These days, everybody is going green, and you can buy eco-friendly fabrics for everything from dresses to drapes. Which is awesome — we can’t wait to deck out our apartments while also staying friendly to the environment! Here’s our guide to the eco-friendly fabrics out there so you can choose the right one for you!
Why choose environmentally friendly fabrics?
Eco-friendly textiles vary greatly, but generally they use fewer chemicals and pesticides, rely on sustainable farming practices, involve more humane treatment of animals, (hopefully) follow fair trade requirements, and should come with a certification. Although creating any new product has environmental and social cost, eco-friendly choices are less destructive ones.
If you’re more convinced by numbers, The Eco-Market offers these compelling figures:
-22% of all insecticide use goes towards growing (non-organic) cotton
-You need 257 gallons of water to grow enough cotton for one t-shirt
-That same t-shirt requires 1/3 of a pound of chemicals
-7 of the 15 most-used chemicals in conventional cotton production are on the Environmental Protection Agency’s list of known or suspected carcinogen.

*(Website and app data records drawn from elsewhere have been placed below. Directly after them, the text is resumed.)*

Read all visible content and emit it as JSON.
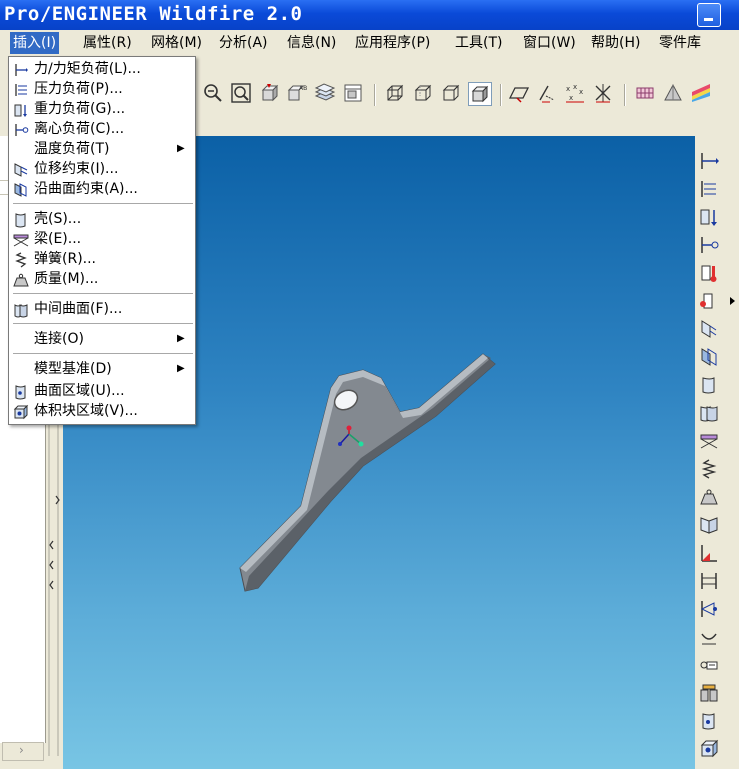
{
  "window": {
    "title": "Pro/ENGINEER Wildfire 2.0"
  },
  "menubar": {
    "items": [
      {
        "label": "插入(I)"
      },
      {
        "label": "属性(R)"
      },
      {
        "label": "网格(M)"
      },
      {
        "label": "分析(A)"
      },
      {
        "label": "信息(N)"
      },
      {
        "label": "应用程序(P)"
      },
      {
        "label": "工具(T)"
      },
      {
        "label": "窗口(W)"
      },
      {
        "label": "帮助(H)"
      },
      {
        "label": "零件库"
      }
    ]
  },
  "insert_menu": {
    "items": [
      {
        "label": "力/力矩负荷(L)...",
        "icon": "force-moment-icon"
      },
      {
        "label": "压力负荷(P)...",
        "icon": "pressure-load-icon"
      },
      {
        "label": "重力负荷(G)...",
        "icon": "gravity-load-icon"
      },
      {
        "label": "离心负荷(C)...",
        "icon": "centrifugal-load-icon"
      },
      {
        "label": "温度负荷(T)",
        "icon": "",
        "submenu": true
      },
      {
        "label": "位移约束(I)...",
        "icon": "displacement-constraint-icon"
      },
      {
        "label": "沿曲面约束(A)...",
        "icon": "surface-constraint-icon"
      },
      {
        "label": "壳(S)...",
        "icon": "shell-icon"
      },
      {
        "label": "梁(E)...",
        "icon": "beam-icon"
      },
      {
        "label": "弹簧(R)...",
        "icon": "spring-icon"
      },
      {
        "label": "质量(M)...",
        "icon": "mass-icon"
      },
      {
        "label": "中间曲面(F)...",
        "icon": "midsurface-icon"
      },
      {
        "label": "连接(O)",
        "icon": "",
        "submenu": true
      },
      {
        "label": "模型基准(D)",
        "icon": "",
        "submenu": true
      },
      {
        "label": "曲面区域(U)...",
        "icon": "surface-region-icon"
      },
      {
        "label": "体积块区域(V)...",
        "icon": "volume-region-icon"
      }
    ]
  },
  "colors": {
    "titlebar": "#0a4ad8",
    "menu_highlight": "#316ac5",
    "viewport_top": "#0b60a6",
    "viewport_bottom": "#78c5e4",
    "model_face": "#6b7178"
  }
}
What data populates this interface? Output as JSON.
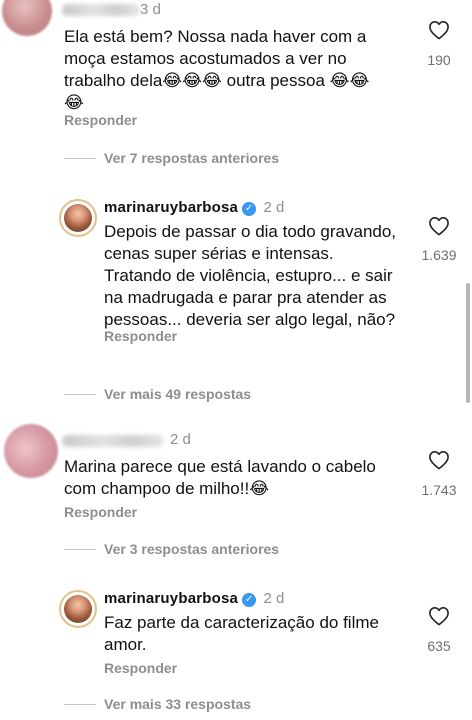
{
  "comments": [
    {
      "time": "3 d",
      "text_lines": [
        "Ela está bem? Nossa nada haver com a",
        "moça estamos acostumados a ver no",
        "trabalho dela😂😂😂 outra pessoa 😂😂",
        "😂"
      ],
      "likes": "190",
      "reply_label": "Responder",
      "toggle_label": "Ver 7 respostas anteriores"
    },
    {
      "username": "marinaruybarbosa",
      "time": "2 d",
      "text_lines": [
        "Depois de passar o dia todo gravando,",
        "cenas super sérias e intensas.",
        "Tratando de violência, estupro... e sair",
        "na madrugada e parar pra atender as",
        "pessoas... deveria ser algo legal, não?"
      ],
      "likes": "1.639",
      "reply_label": "Responder",
      "toggle_label": "Ver mais 49 respostas"
    },
    {
      "time": "2 d",
      "text_lines": [
        "Marina parece que está lavando o cabelo",
        "com champoo de milho!!😂"
      ],
      "likes": "1.743",
      "reply_label": "Responder",
      "toggle_label": "Ver 3 respostas anteriores"
    },
    {
      "username": "marinaruybarbosa",
      "time": "2 d",
      "text_lines": [
        "Faz parte da caracterização do filme",
        "amor."
      ],
      "likes": "635",
      "reply_label": "Responder",
      "toggle_label": "Ver mais 33 respostas"
    }
  ],
  "icons": {
    "like": "heart-outline-icon",
    "verified": "verified-badge-icon"
  },
  "colors": {
    "secondary_text": "#8e8e8e",
    "verified_blue": "#3897f0"
  }
}
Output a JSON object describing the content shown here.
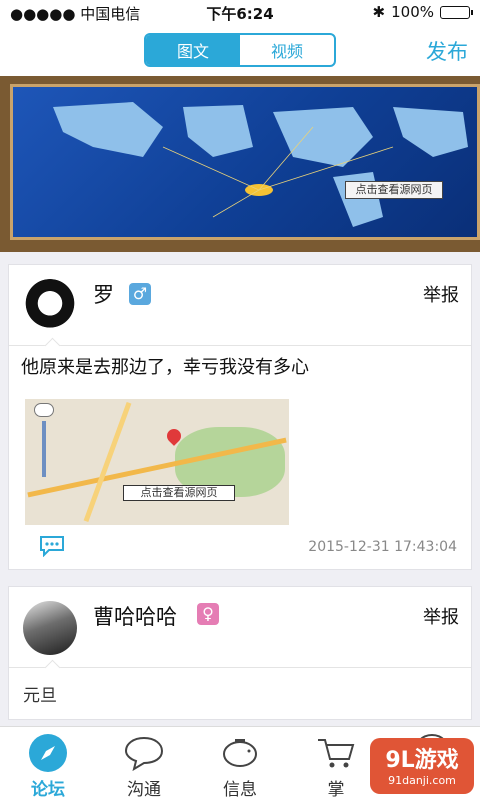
{
  "status_bar": {
    "carrier": "●●●●● 中国电信",
    "time": "下午6:24",
    "battery": "100%"
  },
  "header": {
    "tabs": [
      "图文",
      "视频"
    ],
    "active_tab": 0,
    "publish": "发布"
  },
  "banner": {
    "label": "点击查看源网页",
    "dots": 7,
    "active_dot": 6
  },
  "posts": [
    {
      "user": "罗",
      "gender": "male",
      "gender_symbol": "♂",
      "report": "举报",
      "text": "他原来是去那边了，幸亏我没有多心",
      "image_label": "点击查看源网页",
      "timestamp": "2015-12-31 17:43:04"
    },
    {
      "user": "曹哈哈哈",
      "gender": "female",
      "gender_symbol": "♀",
      "report": "举报",
      "text": "元旦"
    }
  ],
  "tabbar": {
    "items": [
      {
        "label": "论坛",
        "icon": "compass-icon",
        "active": true
      },
      {
        "label": "沟通",
        "icon": "chat-bubble-icon",
        "active": false
      },
      {
        "label": "信息",
        "icon": "piggy-bank-icon",
        "active": false
      },
      {
        "label": "掌",
        "icon": "cart-icon",
        "active": false
      },
      {
        "label": "",
        "icon": "profile-icon",
        "active": false
      }
    ]
  },
  "watermark": {
    "main": "9L游戏",
    "sub": "91danji.com"
  },
  "colors": {
    "accent": "#2ba8d8",
    "male": "#5aa8de",
    "female": "#e57db4"
  }
}
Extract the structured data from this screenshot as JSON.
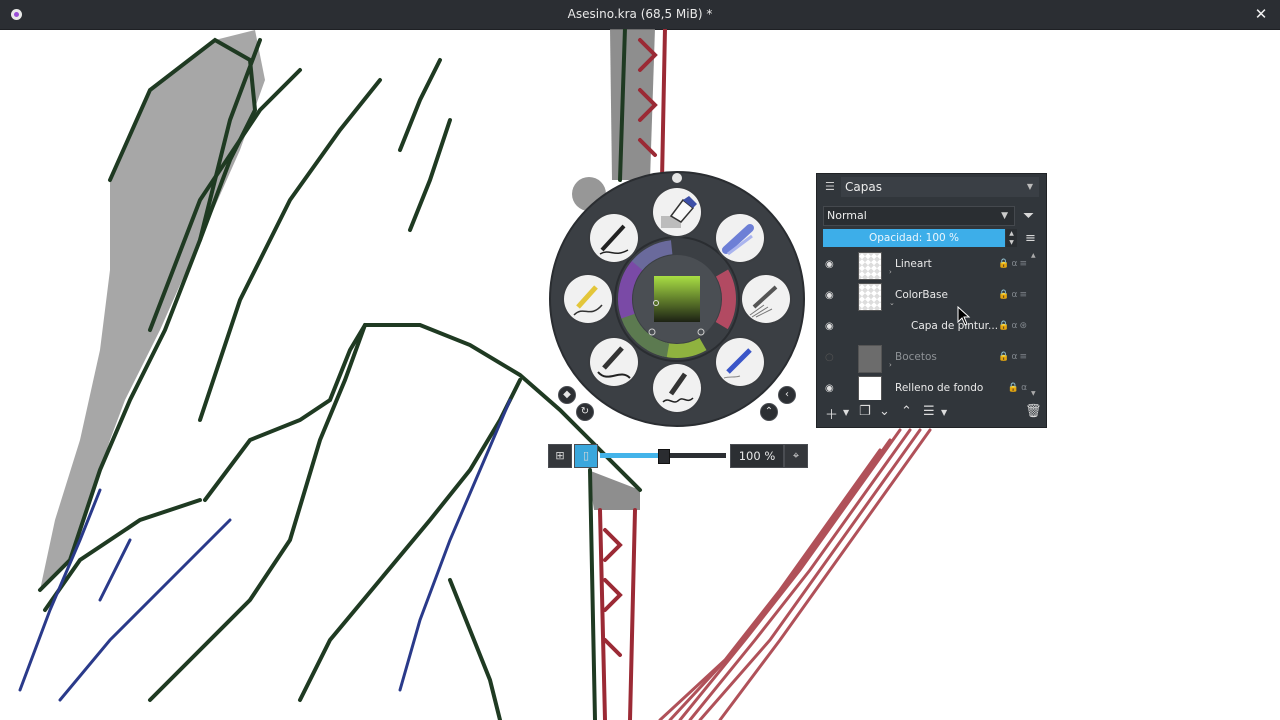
{
  "window": {
    "title": "Asesino.kra (68,5 MiB) *",
    "close_label": "✕"
  },
  "palette": {
    "brushes": [
      "ink-pen",
      "eraser",
      "marker-blue",
      "pencil-yellow",
      "pencil-gray",
      "ink-brush",
      "ink-calligraphy",
      "pencil-blue"
    ],
    "zoom": {
      "value_label": "100 %",
      "slider_level": 0.5
    }
  },
  "layers_docker": {
    "title": "Capas",
    "blend_mode": "Normal",
    "opacity_label": "Opacidad: 100 %",
    "layers": [
      {
        "name": "Lineart",
        "visible": true,
        "thumb": "checker",
        "dim": false
      },
      {
        "name": "ColorBase",
        "visible": true,
        "thumb": "checker",
        "dim": false
      },
      {
        "name": "Capa de pintur...",
        "visible": true,
        "thumb": "none",
        "dim": false
      },
      {
        "name": "Bocetos",
        "visible": false,
        "thumb": "gray",
        "dim": true
      },
      {
        "name": "Relleno de fondo",
        "visible": true,
        "thumb": "white",
        "dim": false
      }
    ]
  },
  "colors": {
    "accent": "#3daee9",
    "dock_bg": "#31363b",
    "titlebar_bg": "#2b2e33"
  }
}
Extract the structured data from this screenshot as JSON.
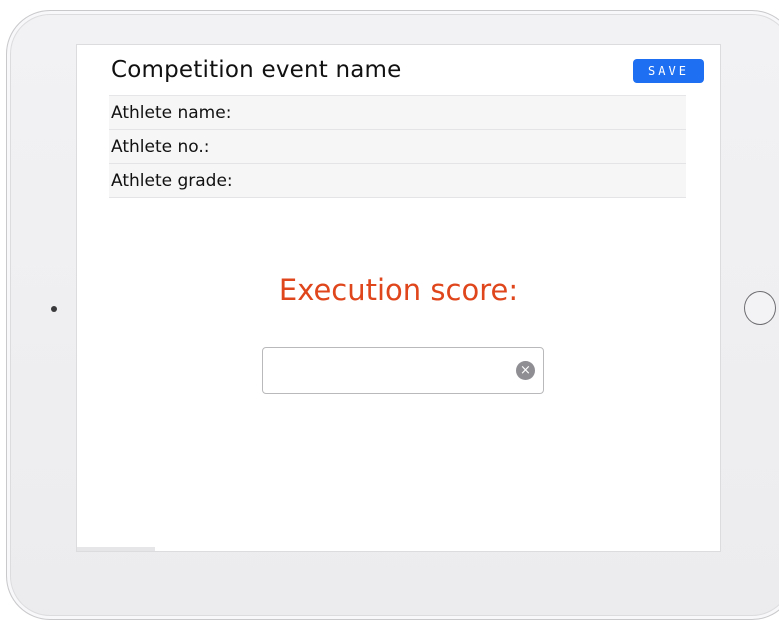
{
  "header": {
    "event_name": "Competition event name",
    "save_label": "SAVE"
  },
  "athlete_info": {
    "rows": [
      {
        "label": "Athlete name:"
      },
      {
        "label": "Athlete no.:"
      },
      {
        "label": "Athlete grade:"
      }
    ]
  },
  "score": {
    "label": "Execution score:",
    "value": "",
    "placeholder": "",
    "clear_icon": "×"
  },
  "colors": {
    "accent_button": "#1e6ff2",
    "score_label": "#e0461c",
    "row_background": "#f6f6f7"
  },
  "icons": {
    "clear": "clear-circle-icon",
    "home": "home-button-icon",
    "camera": "camera-icon"
  }
}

Some “green” textiles:
-Organic cotton: Buying organic instead of convention cotton reducing a huge amount of pesticide use—good for your skin and also the environment. Take care to look for natural dyes and fair trade certification, however, or your t-shirt will still have a serious environmental footprint.
-Hemp: Although hemp can be grown without chemicals, it isn’t always, so take care when selecting this fabric. It generally uses fewer inputs even than bamboo, however—now we just have to wait for growing to be legal in the United States.
-Silk: Because it comes from silkworms, silk is one of the most natural fabrics available, although it generally is not vegan. Keep your silk “eco” by choosing naturally-dyed products.
-Bamboo: Bamboo, a renewable resource, grows very quickly and doesn’t need many chemical inputs. It can be woven into soft and comfortable fabrics.
-Lyocell/Tencel: Lyocell is the generic name and Tencel the brand name of a wood-derived fabric—make sure that the label certifies it as sustainable wood, however.
-Recycled Polyester: Regular polyester is hardly eco-friendly; it’s derived from petroleum. But recycled polyester is made from old polyester clothing or even from recycled plastic, and is a much greener choice.
-Organic wool or linen: Both natural fibers, but grown in ways that are less harmful to the environment.
…these are just a few! There are plenty more options out there if you care to look.
When washing eco-friendly fabrics…
Stay away from fabric softeners. They’re made specifically for synthetic fibers, and they adversely affect absorbency (that one was for the alliteration lovers out there). Always check the labels, as garment care might be different from what you’re used to.
Where to get these great fabrics? Plenty of stores, both on- and offline now offer them; here are a few.